▶

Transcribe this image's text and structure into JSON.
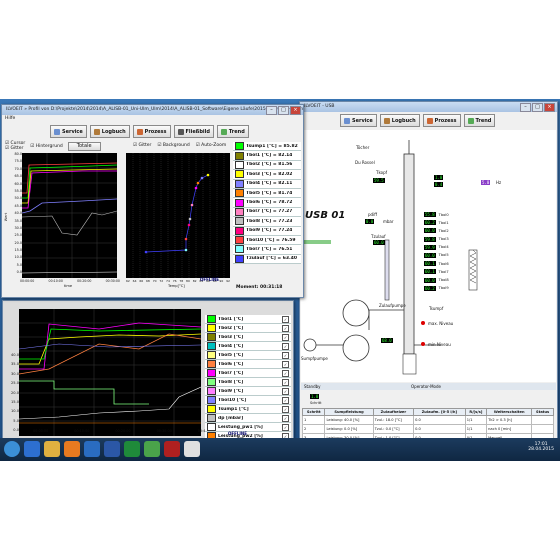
{
  "colors": {
    "plot_bg": "#000000",
    "grid": "#444444",
    "accent": "#1f4f86"
  },
  "front_window": {
    "title": "ILVOEIT » Profil von D:\\Projekte\\2014\\2014\\A_ALISB-01_Uni-Ulm_Ulm\\2014\\A_ALISB-01_Software\\Eigene Läufe\\2015-02-05_05-Ethanol-Wasse...",
    "menu": "Hilfe",
    "toolbar": [
      {
        "label": "Service",
        "icon": "wrench-icon"
      },
      {
        "label": "Logbuch",
        "icon": "book-icon"
      },
      {
        "label": "Prozess",
        "icon": "process-icon"
      },
      {
        "label": "Fließbild",
        "icon": "flowchart-icon"
      },
      {
        "label": "Trend",
        "icon": "trend-icon"
      }
    ],
    "left_controls": {
      "cursor": "Cursor",
      "grid": "Gitter",
      "background": "Hintergrund",
      "total": "Totale"
    },
    "mid_controls": {
      "grid": "Gitter",
      "background": "Background",
      "auto_zoom": "Auto-Zoom"
    },
    "left_plot": {
      "ylabel": "Wert",
      "xlabel": "time",
      "yticks": [
        "80.0",
        "75.0",
        "70.0",
        "65.0",
        "60.0",
        "55.0",
        "50.0",
        "45.0",
        "40.0",
        "35.0",
        "30.0",
        "25.0",
        "20.0",
        "15.0",
        "10.0",
        "5.0",
        "0.0"
      ],
      "xticks": [
        "00:00:00",
        "00:10:00",
        "00:20:00",
        "00:30:00"
      ]
    },
    "mid_plot": {
      "xlabel": "Temp[°C]",
      "xticks": [
        "62",
        "64",
        "66",
        "68",
        "70",
        "72",
        "74",
        "76",
        "78",
        "80",
        "82",
        "84",
        "86",
        "88",
        "90",
        "92"
      ]
    },
    "legend": [
      {
        "label": "Tsump1 [°C] = 85.82",
        "color": "#00ff00"
      },
      {
        "label": "Tbol1 [°C] = 82.14",
        "color": "#808000"
      },
      {
        "label": "Tbol2 [°C] = 81.56",
        "color": "#ffffff"
      },
      {
        "label": "Tbol3 [°C] = 82.02",
        "color": "#ffff00"
      },
      {
        "label": "Tbol4 [°C] = 82.11",
        "color": "#8080ff"
      },
      {
        "label": "Tbol5 [°C] = 81.74",
        "color": "#ff8000"
      },
      {
        "label": "Tbol6 [°C] = 78.72",
        "color": "#ff00ff"
      },
      {
        "label": "Tbol7 [°C] = 77.27",
        "color": "#ff80c0"
      },
      {
        "label": "Tbol8 [°C] = 77.23",
        "color": "#c0c0c0"
      },
      {
        "label": "Tbol9 [°C] = 77.24",
        "color": "#ff0080"
      },
      {
        "label": "Tbol10 [°C] = 76.59",
        "color": "#ff4040"
      },
      {
        "label": "Tbol7 [°C] = 76.51",
        "color": "#80ffff"
      },
      {
        "label": "Tzulauf [°C] = 63.40",
        "color": "#4040ff"
      }
    ],
    "offline": "OFFLINE",
    "moment": "Moment: 00:31:18"
  },
  "back_trend": {
    "legend": [
      {
        "label": "Tbol1 [°C]",
        "color": "#00ff00"
      },
      {
        "label": "Tbol2 [°C]",
        "color": "#ffff00"
      },
      {
        "label": "Tbol3 [°C]",
        "color": "#808000"
      },
      {
        "label": "Tbol4 [°C]",
        "color": "#00c0c0"
      },
      {
        "label": "Tbol5 [°C]",
        "color": "#ffff80"
      },
      {
        "label": "Tbol6 [°C]",
        "color": "#ff8040"
      },
      {
        "label": "Tbol7 [°C]",
        "color": "#ff00ff"
      },
      {
        "label": "Tbol8 [°C]",
        "color": "#80ff80"
      },
      {
        "label": "Tbol9 [°C]",
        "color": "#ff80ff"
      },
      {
        "label": "Tbol10 [°C]",
        "color": "#8080ff"
      },
      {
        "label": "Tsump1 [°C]",
        "color": "#ffff00"
      },
      {
        "label": "dp [mbar]",
        "color": "#c0c0c0"
      },
      {
        "label": "Leistung_pw1 [%]",
        "color": "#ffffff"
      },
      {
        "label": "Leistung_pw2 [%]",
        "color": "#ff8000"
      }
    ],
    "yticks": [
      "40.0",
      "35.0",
      "30.0",
      "25.0",
      "20.0",
      "15.0",
      "10.0",
      "5.0",
      "0.0"
    ],
    "xticks": [
      "00:00:00",
      "00:10:00",
      "00:20:00",
      "00:30:00",
      "00:40:00"
    ],
    "xlabel": "Zeit",
    "offline": "OFFLINE"
  },
  "right_window": {
    "title": "ILVOEIT - USB",
    "toolbar": [
      "Service",
      "Logbuch",
      "Prozess",
      "Trend"
    ],
    "plant_label": "USB 01",
    "labels": {
      "toeleer": "Töcher",
      "du_rossel": "Du Rossel",
      "tkopf": "Tkopf",
      "pdiff": "pdiff",
      "mbar": "mbar",
      "tzulauf": "Tzulauf",
      "zulaufpumpe": "Zulaufpumpe",
      "sumpfpumpe": "Sumpfpumpe",
      "tsumpf": "Tsumpf",
      "max_niveau": "max. Niveau",
      "min_niveau": "min Niveau",
      "ruecklauf": "Rücklaufteiler",
      "frequency": "Hz",
      "standby": "Standby",
      "operator": "Operator-Mode"
    },
    "values": {
      "kopf": "59.5",
      "tzulauf": "60.0",
      "sumpf": "68.0",
      "freq": "5.0",
      "vent1": "1.0",
      "vent2": "0.4",
      "kw": "0.0",
      "side1": "0.0",
      "side2": "0.0",
      "bottom_val": "1.0"
    },
    "tbol_values": [
      "55.8",
      "60.2",
      "60.0",
      "59.8",
      "59.9",
      "60.0",
      "60.1",
      "60.1",
      "60.0",
      "60.2"
    ],
    "tbol_labels": [
      "Tbol0",
      "Tbol1",
      "Tbol2",
      "Tbol3",
      "Tbol4",
      "Tbol5",
      "Tbol6",
      "Tbol7",
      "Tbol8",
      "Tbol9"
    ],
    "step_small": {
      "value": "1.0",
      "label": "Schritt"
    },
    "table": {
      "headers": [
        "Schritt",
        "Sumpfleistung",
        "Zulaufheizer",
        "Zulaufm. [0-5 l/h]",
        "R/[s/s]",
        "Weiterschalten",
        "Status"
      ],
      "rows": [
        [
          "1",
          "Leistung: 40.0 [%]",
          "Tzul.: 18.0 [°C]",
          "0.0",
          "1/1",
          "Tk2 > 0.3 [h]",
          ""
        ],
        [
          "2",
          "Leistung: 0.0 [%]",
          "Tzul.: 0.0 [°C]",
          "0.0",
          "1/1",
          "nach 0 [min]",
          ""
        ],
        [
          "3",
          "Leistung: 30.0 [%]",
          "Tzul.: 1.0 [°C]",
          "0.0",
          "0/1",
          "Manuell",
          ""
        ]
      ]
    }
  },
  "taskbar": {
    "time": "17:01",
    "date": "28.04.2015",
    "apps": [
      "start-orb",
      "ie",
      "explorer",
      "firefox",
      "outlook",
      "word",
      "excel",
      "app-green",
      "app-x",
      "app-white"
    ]
  }
}
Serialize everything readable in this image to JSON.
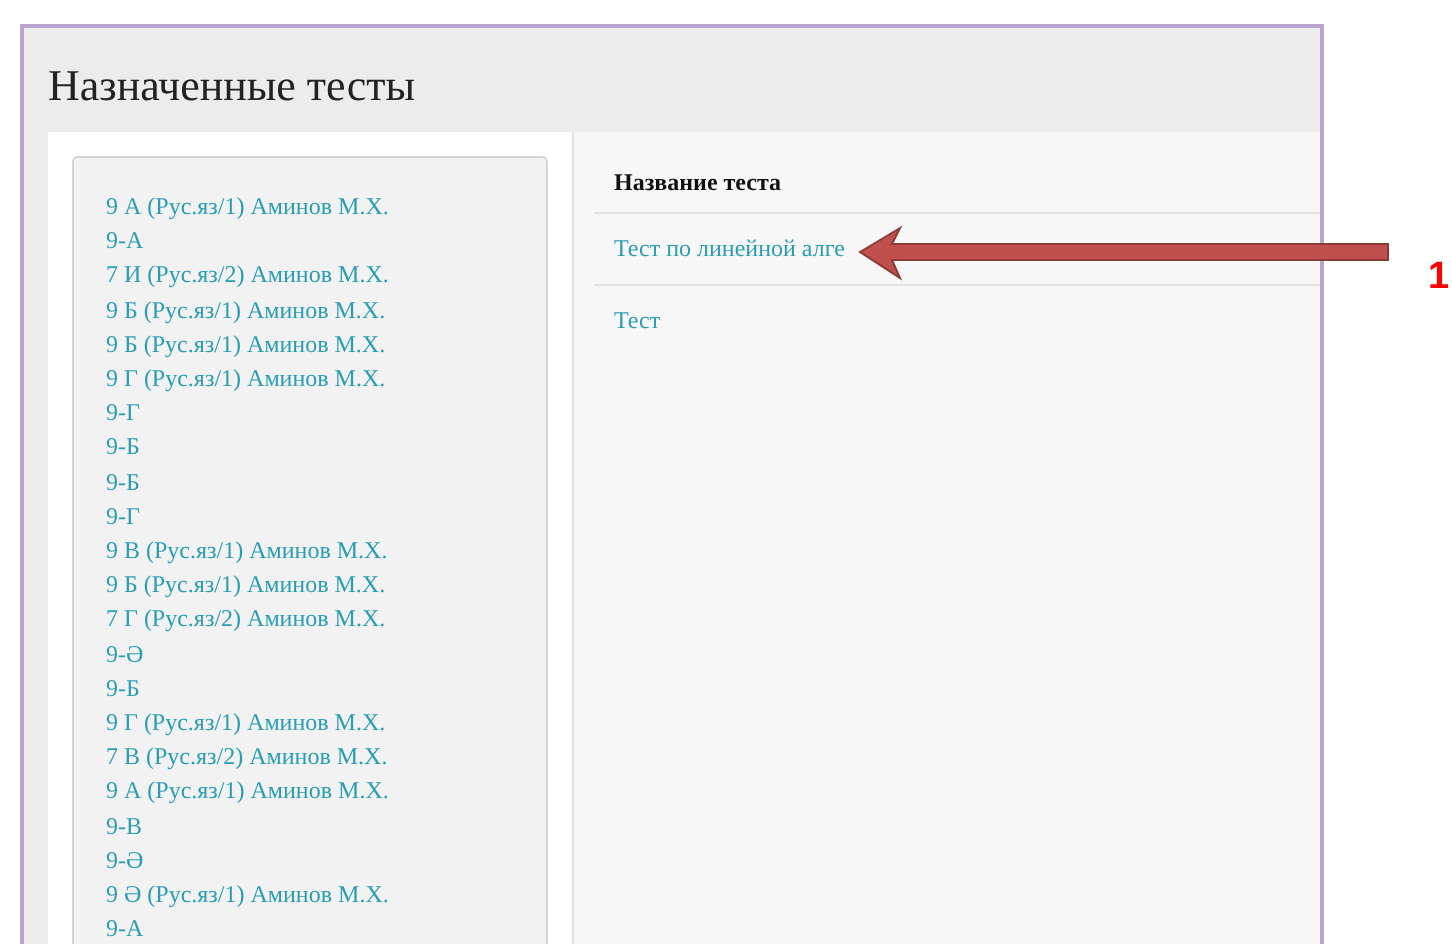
{
  "title": "Назначенные тесты",
  "classes": [
    "9 А (Рус.яз/1) Аминов М.Х.",
    "9-А",
    "7 И (Рус.яз/2) Аминов М.Х.",
    "9 Б (Рус.яз/1) Аминов М.Х.",
    "9 Б (Рус.яз/1) Аминов М.Х.",
    "9 Г (Рус.яз/1) Аминов М.Х.",
    "9-Г",
    "9-Б",
    "9-Б",
    "9-Г",
    "9 В (Рус.яз/1) Аминов М.Х.",
    "9 Б (Рус.яз/1) Аминов М.Х.",
    "7 Г (Рус.яз/2) Аминов М.Х.",
    "9-Ә",
    "9-Б",
    "9 Г (Рус.яз/1) Аминов М.Х.",
    "7 В (Рус.яз/2) Аминов М.Х.",
    "9 А (Рус.яз/1) Аминов М.Х.",
    "9-В",
    "9-Ә",
    "9 Ә (Рус.яз/1) Аминов М.Х.",
    "9-А"
  ],
  "table": {
    "column": "Название теста",
    "rows": [
      "Тест по линейной алге",
      "Тест"
    ]
  },
  "annotation": {
    "label": "1"
  }
}
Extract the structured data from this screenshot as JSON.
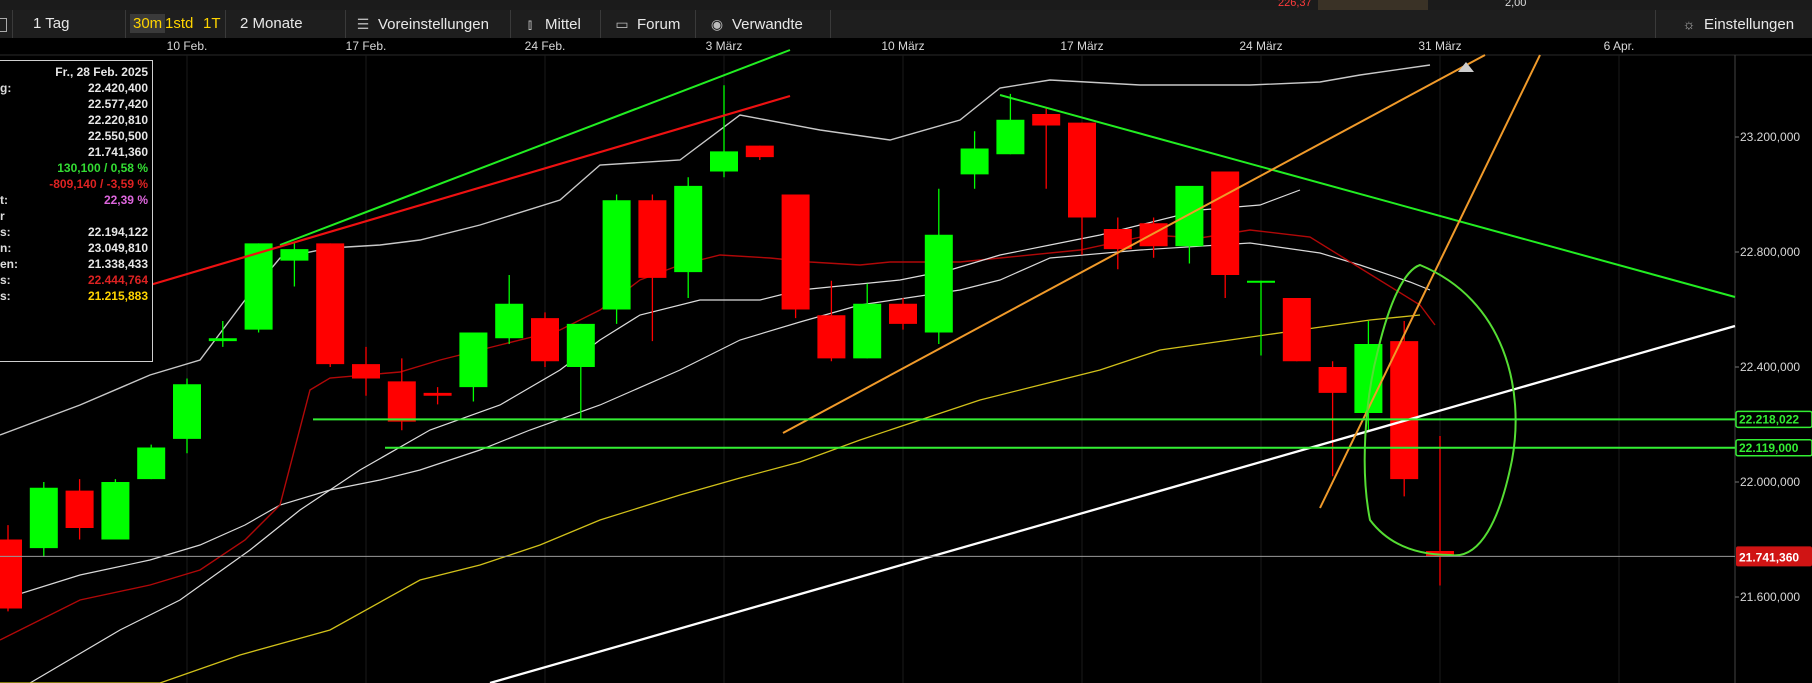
{
  "top_strip": {
    "value_1": "226,37",
    "value_2": "2,00"
  },
  "toolbar": {
    "interval_icon": "grid-icon",
    "interval": "1 Tag",
    "res_30m": "30m",
    "res_1std": "1std",
    "res_1t": "1T",
    "range": "2 Monate",
    "presets": "Voreinstellungen",
    "averages": "Mittel",
    "forum": "Forum",
    "related": "Verwandte",
    "settings": "Einstellungen"
  },
  "infobox": {
    "rows": [
      {
        "label": "",
        "value": "Fr., 28 Feb. 2025",
        "color": "#e6e6e6"
      },
      {
        "label": "g:",
        "value": "22.420,400",
        "color": "#e6e6e6"
      },
      {
        "label": "",
        "value": "22.577,420",
        "color": "#e6e6e6"
      },
      {
        "label": "",
        "value": "22.220,810",
        "color": "#e6e6e6"
      },
      {
        "label": "",
        "value": "22.550,500",
        "color": "#e6e6e6"
      },
      {
        "label": "",
        "value": "21.741,360",
        "color": "#e6e6e6"
      },
      {
        "label": "",
        "value": "130,100 / 0,58 %",
        "color": "#33dd33"
      },
      {
        "label": "",
        "value": "-809,140 / -3,59 %",
        "color": "#dd2222"
      },
      {
        "label": "t:",
        "value": "22,39 %",
        "color": "#dd66dd"
      },
      {
        "label": "r",
        "value": "",
        "color": "#e6e6e6"
      },
      {
        "label": "s:",
        "value": "22.194,122",
        "color": "#e6e6e6"
      },
      {
        "label": "n:",
        "value": "23.049,810",
        "color": "#e6e6e6"
      },
      {
        "label": "en:",
        "value": "21.338,433",
        "color": "#e6e6e6"
      },
      {
        "label": "s:",
        "value": "22.444,764",
        "color": "#dd2222"
      },
      {
        "label": "s:",
        "value": "21.215,883",
        "color": "#ffd400"
      }
    ]
  },
  "chart_data": {
    "type": "candlestick",
    "price_range": [
      21400,
      23500
    ],
    "price_ticks": [
      21600,
      22000,
      22400,
      22800,
      23200
    ],
    "price_tick_labels": [
      "21.600,000",
      "22.000,000",
      "22.400,000",
      "22.800,000",
      "23.200,000"
    ],
    "date_labels": [
      {
        "label": "10 Feb.",
        "index": 5
      },
      {
        "label": "17 Feb.",
        "index": 10
      },
      {
        "label": "24 Feb.",
        "index": 15
      },
      {
        "label": "3 März",
        "index": 20
      },
      {
        "label": "10 März",
        "index": 25
      },
      {
        "label": "17 März",
        "index": 30
      },
      {
        "label": "24 März",
        "index": 35
      },
      {
        "label": "31 März",
        "index": 40
      },
      {
        "label": "6 Apr.",
        "index": 45
      }
    ],
    "candles": [
      {
        "o": 21800,
        "h": 21850,
        "l": 21550,
        "c": 21560
      },
      {
        "o": 21770,
        "h": 22000,
        "l": 21740,
        "c": 21980
      },
      {
        "o": 21970,
        "h": 22010,
        "l": 21800,
        "c": 21840
      },
      {
        "o": 21800,
        "h": 22010,
        "l": 21800,
        "c": 22000
      },
      {
        "o": 22010,
        "h": 22130,
        "l": 22010,
        "c": 22120
      },
      {
        "o": 22150,
        "h": 22360,
        "l": 22100,
        "c": 22340
      },
      {
        "o": 22490,
        "h": 22560,
        "l": 22470,
        "c": 22500
      },
      {
        "o": 22530,
        "h": 22830,
        "l": 22520,
        "c": 22830
      },
      {
        "o": 22770,
        "h": 22830,
        "l": 22680,
        "c": 22810
      },
      {
        "o": 22830,
        "h": 22830,
        "l": 22400,
        "c": 22410
      },
      {
        "o": 22410,
        "h": 22470,
        "l": 22300,
        "c": 22360
      },
      {
        "o": 22350,
        "h": 22430,
        "l": 22180,
        "c": 22210
      },
      {
        "o": 22310,
        "h": 22330,
        "l": 22270,
        "c": 22300
      },
      {
        "o": 22330,
        "h": 22520,
        "l": 22280,
        "c": 22520
      },
      {
        "o": 22500,
        "h": 22720,
        "l": 22480,
        "c": 22620
      },
      {
        "o": 22570,
        "h": 22590,
        "l": 22400,
        "c": 22420
      },
      {
        "o": 22400,
        "h": 22550,
        "l": 22220,
        "c": 22550
      },
      {
        "o": 22600,
        "h": 23000,
        "l": 22550,
        "c": 22980
      },
      {
        "o": 22980,
        "h": 23000,
        "l": 22490,
        "c": 22710
      },
      {
        "o": 22730,
        "h": 23060,
        "l": 22640,
        "c": 23030
      },
      {
        "o": 23080,
        "h": 23380,
        "l": 23060,
        "c": 23150
      },
      {
        "o": 23170,
        "h": 23170,
        "l": 23120,
        "c": 23130
      },
      {
        "o": 23000,
        "h": 23000,
        "l": 22570,
        "c": 22600
      },
      {
        "o": 22580,
        "h": 22700,
        "l": 22420,
        "c": 22430
      },
      {
        "o": 22430,
        "h": 22690,
        "l": 22430,
        "c": 22620
      },
      {
        "o": 22620,
        "h": 22640,
        "l": 22530,
        "c": 22550
      },
      {
        "o": 22520,
        "h": 23020,
        "l": 22480,
        "c": 22860
      },
      {
        "o": 23070,
        "h": 23220,
        "l": 23020,
        "c": 23160
      },
      {
        "o": 23140,
        "h": 23350,
        "l": 23140,
        "c": 23260
      },
      {
        "o": 23280,
        "h": 23300,
        "l": 23020,
        "c": 23240
      },
      {
        "o": 23250,
        "h": 23250,
        "l": 22790,
        "c": 22920
      },
      {
        "o": 22880,
        "h": 22920,
        "l": 22740,
        "c": 22810
      },
      {
        "o": 22900,
        "h": 22920,
        "l": 22780,
        "c": 22820
      },
      {
        "o": 22820,
        "h": 23010,
        "l": 22760,
        "c": 23030
      },
      {
        "o": 23080,
        "h": 23000,
        "l": 22640,
        "c": 22720
      },
      {
        "o": 22700,
        "h": 22700,
        "l": 22440,
        "c": 22700
      },
      {
        "o": 22640,
        "h": 22640,
        "l": 22420,
        "c": 22420
      },
      {
        "o": 22400,
        "h": 22420,
        "l": 22020,
        "c": 22310
      },
      {
        "o": 22240,
        "h": 22560,
        "l": 22180,
        "c": 22480
      },
      {
        "o": 22490,
        "h": 22560,
        "l": 21950,
        "c": 22010
      },
      {
        "o": 21760,
        "h": 22160,
        "l": 21640,
        "c": 21741.36
      }
    ],
    "horizontal_lines": [
      {
        "value": 22218.022,
        "label": "22.218,022",
        "color": "#33ee33"
      },
      {
        "value": 22119.0,
        "label": "22.119,000",
        "color": "#33ee33"
      }
    ],
    "current_price": {
      "value": 21741.36,
      "label": "21.741,360",
      "color": "#d01414"
    },
    "colors": {
      "up": "#00ff00",
      "down": "#ff0000",
      "bg": "#000000",
      "grid": "#1a1a1a"
    }
  }
}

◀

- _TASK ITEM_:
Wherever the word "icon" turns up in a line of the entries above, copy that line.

- _EXPECTED OUTPUT_:
        "icon": "wrench-icon"
        "icon": "book-icon"
        "icon": "process-icon"
        "icon": "flowchart-icon"
        "icon": "trend-icon"
    "interval_icon": "grid-icon",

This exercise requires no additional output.